YOUR INSTRUCTIONS
Nothing should differ between your output and the entries below.

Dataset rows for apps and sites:
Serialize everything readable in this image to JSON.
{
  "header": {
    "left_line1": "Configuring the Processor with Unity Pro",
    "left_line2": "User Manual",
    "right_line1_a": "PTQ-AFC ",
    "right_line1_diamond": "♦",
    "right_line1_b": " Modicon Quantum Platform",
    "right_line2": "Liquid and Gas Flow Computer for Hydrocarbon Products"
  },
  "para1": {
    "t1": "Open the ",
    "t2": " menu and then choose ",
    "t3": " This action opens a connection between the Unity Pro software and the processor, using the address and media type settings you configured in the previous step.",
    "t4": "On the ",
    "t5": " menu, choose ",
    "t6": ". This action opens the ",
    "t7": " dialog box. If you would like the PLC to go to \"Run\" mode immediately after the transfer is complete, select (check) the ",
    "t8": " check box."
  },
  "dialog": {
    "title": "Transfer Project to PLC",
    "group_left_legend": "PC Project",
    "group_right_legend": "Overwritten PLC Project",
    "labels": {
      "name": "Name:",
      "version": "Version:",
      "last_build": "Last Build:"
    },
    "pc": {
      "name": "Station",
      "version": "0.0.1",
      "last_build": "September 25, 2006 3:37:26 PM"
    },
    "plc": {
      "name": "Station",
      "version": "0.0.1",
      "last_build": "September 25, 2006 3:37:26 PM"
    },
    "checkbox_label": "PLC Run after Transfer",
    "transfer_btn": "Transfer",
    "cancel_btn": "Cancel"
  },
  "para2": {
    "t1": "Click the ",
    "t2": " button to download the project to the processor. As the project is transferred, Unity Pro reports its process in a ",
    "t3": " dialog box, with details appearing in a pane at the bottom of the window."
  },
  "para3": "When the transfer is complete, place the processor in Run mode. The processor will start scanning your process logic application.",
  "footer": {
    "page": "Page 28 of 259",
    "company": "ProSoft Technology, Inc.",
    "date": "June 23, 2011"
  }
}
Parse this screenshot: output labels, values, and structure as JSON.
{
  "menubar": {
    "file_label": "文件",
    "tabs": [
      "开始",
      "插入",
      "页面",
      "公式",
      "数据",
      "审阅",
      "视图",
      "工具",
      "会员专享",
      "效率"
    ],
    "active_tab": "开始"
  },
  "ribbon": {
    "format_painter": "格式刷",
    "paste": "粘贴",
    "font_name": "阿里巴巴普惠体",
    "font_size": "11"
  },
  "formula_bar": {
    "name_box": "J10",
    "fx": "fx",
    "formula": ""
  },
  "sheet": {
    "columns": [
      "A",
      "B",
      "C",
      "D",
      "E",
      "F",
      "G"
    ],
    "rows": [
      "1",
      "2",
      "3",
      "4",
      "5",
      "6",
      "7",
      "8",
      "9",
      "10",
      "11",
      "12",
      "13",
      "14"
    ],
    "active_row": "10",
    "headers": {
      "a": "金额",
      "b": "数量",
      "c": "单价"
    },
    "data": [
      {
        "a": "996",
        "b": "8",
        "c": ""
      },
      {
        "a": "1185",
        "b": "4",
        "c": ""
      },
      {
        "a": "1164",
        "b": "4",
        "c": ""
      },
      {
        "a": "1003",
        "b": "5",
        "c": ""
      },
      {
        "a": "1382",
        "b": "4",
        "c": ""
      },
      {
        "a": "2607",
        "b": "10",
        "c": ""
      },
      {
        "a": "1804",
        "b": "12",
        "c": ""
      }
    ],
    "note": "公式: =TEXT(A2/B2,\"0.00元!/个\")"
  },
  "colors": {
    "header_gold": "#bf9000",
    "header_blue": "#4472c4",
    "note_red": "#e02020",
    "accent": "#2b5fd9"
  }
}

FINISHED TASK
Serialize everything readable in this image to JSON.
{
  "header": {
    "left_line1": "Configuring the Processor with Unity Pro",
    "left_line2": "User Manual",
    "right_line1_a": "PTQ-AFC ",
    "right_line1_diamond": "♦",
    "right_line1_b": " Modicon Quantum Platform",
    "right_line2": "Liquid and Gas Flow Computer for Hydrocarbon Products"
  },
  "para1": {
    "t1": "Open the ",
    "t2": " menu and then choose ",
    "t3": " This action opens a connection between the Unity Pro software and the processor, using the address and media type settings you configured in the previous step.",
    "t4": "On the ",
    "t5": " menu, choose ",
    "t6": ". This action opens the ",
    "t7": " dialog box. If you would like the PLC to go to \"Run\" mode immediately after the transfer is complete, select (check) the ",
    "t8": " check box."
  },
  "dialog": {
    "title": "Transfer Project to PLC",
    "group_left_legend": "PC Project",
    "group_right_legend": "Overwritten PLC Project",
    "labels": {
      "name": "Name:",
      "version": "Version:",
      "last_build": "Last Build:"
    },
    "pc": {
      "name": "Station",
      "version": "0.0.1",
      "last_build": "September 25, 2006 3:37:26 PM"
    },
    "plc": {
      "name": "Station",
      "version": "0.0.1",
      "last_build": "September 25, 2006 3:37:26 PM"
    },
    "checkbox_label": "PLC Run after Transfer",
    "transfer_btn": "Transfer",
    "cancel_btn": "Cancel"
  },
  "para2": {
    "t1": "Click the ",
    "t2": " button to download the project to the processor. As the project is transferred, Unity Pro reports its process in a ",
    "t3": " dialog box, with details appearing in a pane at the bottom of the window."
  },
  "para3": "When the transfer is complete, place the processor in Run mode. The processor will start scanning your process logic application.",
  "footer": {
    "page": "Page 28 of 259",
    "company": "ProSoft Technology, Inc.",
    "date": "June 23, 2011"
  }
}
Parse this screenshot: output labels, values, and structure as JSON.
{
  "menubar": {
    "file_label": "文件",
    "tabs": [
      "开始",
      "插入",
      "页面",
      "公式",
      "数据",
      "审阅",
      "视图",
      "工具",
      "会员专享",
      "效率"
    ],
    "active_tab": "开始"
  },
  "ribbon": {
    "format_painter": "格式刷",
    "paste": "粘贴",
    "font_name": "阿里巴巴普惠体",
    "font_size": "11"
  },
  "formula_bar": {
    "name_box": "J10",
    "fx": "fx",
    "formula": ""
  },
  "sheet": {
    "columns": [
      "A",
      "B",
      "C",
      "D",
      "E",
      "F",
      "G"
    ],
    "rows": [
      "1",
      "2",
      "3",
      "4",
      "5",
      "6",
      "7",
      "8",
      "9",
      "10",
      "11",
      "12",
      "13",
      "14"
    ],
    "active_row": "10",
    "headers": {
      "a": "金额",
      "b": "数量",
      "c": "单价"
    },
    "data": [
      {
        "a": "996",
        "b": "8",
        "c": ""
      },
      {
        "a": "1185",
        "b": "4",
        "c": ""
      },
      {
        "a": "1164",
        "b": "4",
        "c": ""
      },
      {
        "a": "1003",
        "b": "5",
        "c": ""
      },
      {
        "a": "1382",
        "b": "4",
        "c": ""
      },
      {
        "a": "2607",
        "b": "10",
        "c": ""
      },
      {
        "a": "1804",
        "b": "12",
        "c": ""
      }
    ],
    "note": "公式: =TEXT(A2/B2,\"0.00元!/个\")"
  },
  "colors": {
    "header_gold": "#bf9000",
    "header_blue": "#4472c4",
    "note_red": "#e02020",
    "accent": "#2b5fd9"
  }
}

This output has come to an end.